“It went into a dive and did not respond,” Garlow says in the documentary. “There was an initial explosion coming out of the cargo door. It was white phosphorous, not a fuel fire, which I assume was caused by the cargo they had onboard.”
Normally, once a helicopter went down, the Army would have launched a “Bright Light” mission, explained Clyde Sincere, a retired Green Beret major, also interviewed for the documentary. Bright Light was the code name for a MACV-SOG operation involving a small ground team that slipped into enemy territory to rescue the survivors of a downed aircraft.
“The reason we didn’t use a Bright Light was because the Army Security Agency had intercepted messages that the North Vietnamese knew a bird went down and surrounded it,” he said. “There was no chance on God’s earth that anybody survived.”
The other Green Berets killed in the crash were Maj. Samuel K. Toomey III, 1st Lt. Raymond C. Stacks, Staff Sgt. Klaus D. Scholz, Sgt. Arthur E. Bader, Cpl. Gary R. LaBohn and Cpl. Michael H. Mein. Three unidentified South Vietnamese troops also died.
In addition to using on-camera interviews with Vietnam veterans and family members, Fitts enlivens 21 Years-A Folded Flag with actual war footage, photographs and re-created combat scenes. He leads viewers across a patchwork of memories, observations and insights accompanied by moments that are touching, tragic and occasionally humorous with lighthearted, colorful references to “huge cojones” and “another what the ‘F’ moment for me.”
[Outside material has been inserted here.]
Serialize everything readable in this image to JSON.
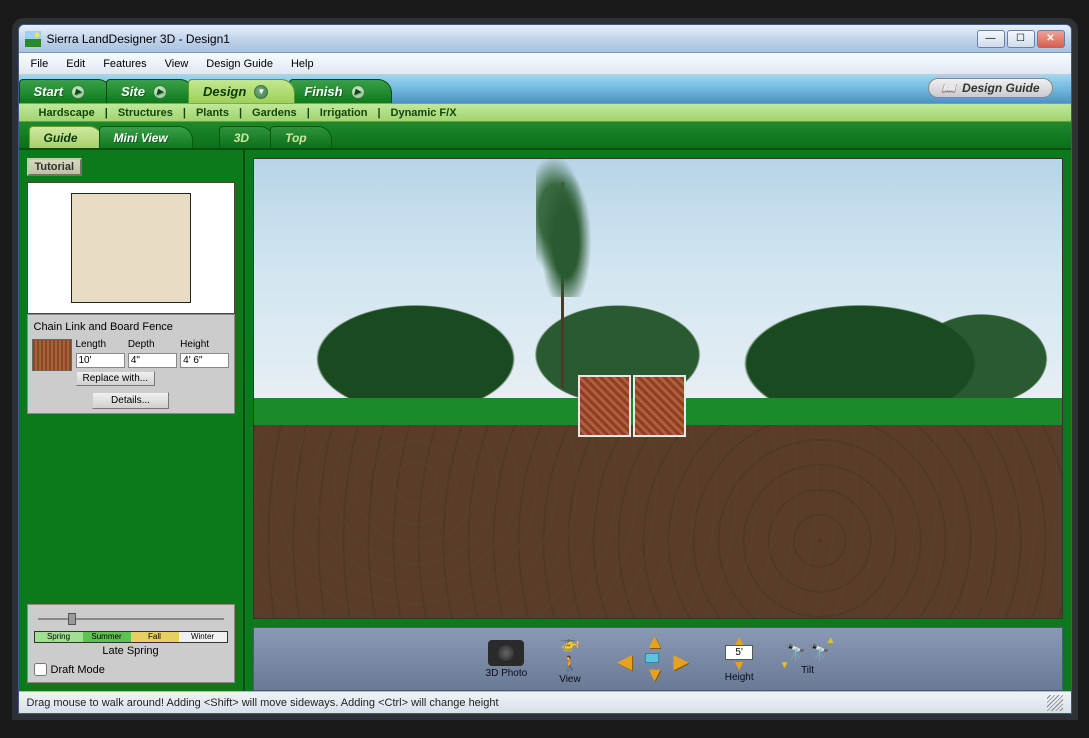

The documentary was produced by Rudy Childs, an independent cinematographer who guided Fitts through the filmmaking process. Childs’ experience with other documentaries and music videos elevated the quality of the production.
21 Years–A Folded Flag had its big-screen premiere on Nov. 28, 2018, at the AMC Loews in Boston Common. Since then, Fitts’ project has been honored at film festivals across the country. It received the best documentary award at the 2019 North Beach American Film Festival in Maryland and an award of recognition at the 2019 Impact Docs Awards.
The documentary was a runner up for Audience Choice Award at the 2018 Ocean City Film Festival in Maryland and was nominated for best cinematography, best editing, best feature and best political statement at the 2019 Action On Film Megafest in Las Vegas. Additionally, it is in the running for awards at numerous festivals this year, including the World Film Festival in Los Angeles in August.
One poignant scene in 21 Years–A Folded Flag comes toward the end when comrades of Green Beret Fitts tell his son the truth the Army would not disclose. In a moment of epiphany, filmmaker Fitts finally knows and understands the man he remembers only from photographs.
“The soldiers he fought with were my father,” Fitts said. “Many of them took me under their wings and guided me. They told me what they remember about their fallen brother.”
The younger Fitts didn’t serve in the military but has taken up the cause of honoring those who did. A street and Veterans of Foreign Wars post in Abington are named for his father. The son often wears a camo outfit with patches similar to those his father wore, along with a Gold Star armband and, of course, the sergeant’s Green Beret.
That hat was a Father’s Day present to the grandfather in 1968. In an audio tape that accompanied the gift, the sergeant said, “When you hold this beret in your hands, you hold me.”
“Why do I wear the beret?” Fitts asks in the documentary. “That beret is my own father.”
For more about the documentary or to purchase a DVD, visit http://www.sperosvideo.com/21-years-a-folded-flag.html.
David Kindy is freelance feature writer who lives in Plymouth, Massachusetts. He frequently writes about military history, especially the men and women who served in America’s wars.